Records contained in a dataset:
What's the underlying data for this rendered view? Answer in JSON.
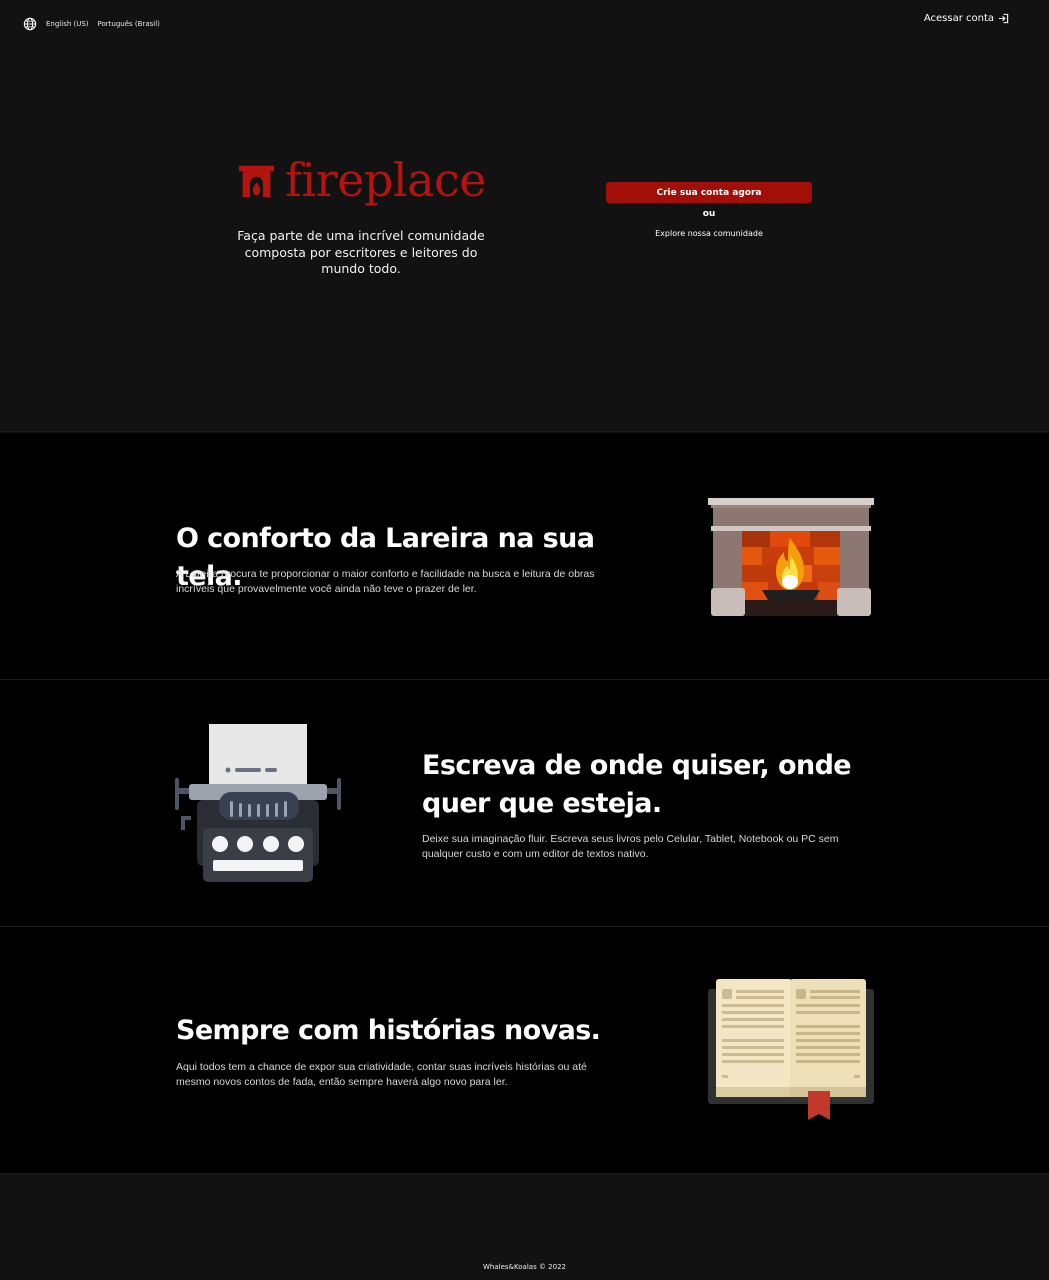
{
  "languages": {
    "english": "English (US)",
    "portuguese": "Português (Brasil)"
  },
  "header": {
    "login_label": "Acessar conta"
  },
  "hero": {
    "logo_text": "fireplace",
    "tagline": "Faça parte de uma incrível comunidade composta por escritores e leitores do mundo todo.",
    "cta_label": "Crie sua conta agora",
    "or_label": "ou",
    "explore_label": "Explore nossa comunidade"
  },
  "features": [
    {
      "title": "O conforto da Lareira na sua tela.",
      "description": "A Lareira procura te proporcionar o maior conforto e facilidade na busca e leitura de obras incríveis que provavelmente você ainda não teve o prazer de ler.",
      "icon": "fireplace-illustration"
    },
    {
      "title": "Escreva de onde quiser, onde quer que esteja.",
      "description": "Deixe sua imaginação fluir. Escreva seus livros pelo Celular, Tablet, Notebook ou PC sem qualquer custo e com um editor de textos nativo.",
      "icon": "typewriter-illustration"
    },
    {
      "title": "Sempre com histórias novas.",
      "description": "Aqui todos tem a chance de expor sua criatividade, contar suas incríveis histórias ou até mesmo novos contos de fada, então sempre haverá algo novo para ler.",
      "icon": "open-book-illustration"
    }
  ],
  "footer": {
    "copyright": "Whales&Koalas © 2022"
  },
  "colors": {
    "brand_red": "#b3140f",
    "button_red": "#a10f08",
    "background": "#121212",
    "section_bg": "#000000"
  }
}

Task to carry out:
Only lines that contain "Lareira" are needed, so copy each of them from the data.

Answer space:
      "title": "O conforto da Lareira na sua tela.",
      "description": "A Lareira procura te proporcionar o maior conforto e facilidade na busca e leitura de obras incríveis que provavelmente você ainda não teve o prazer de ler.",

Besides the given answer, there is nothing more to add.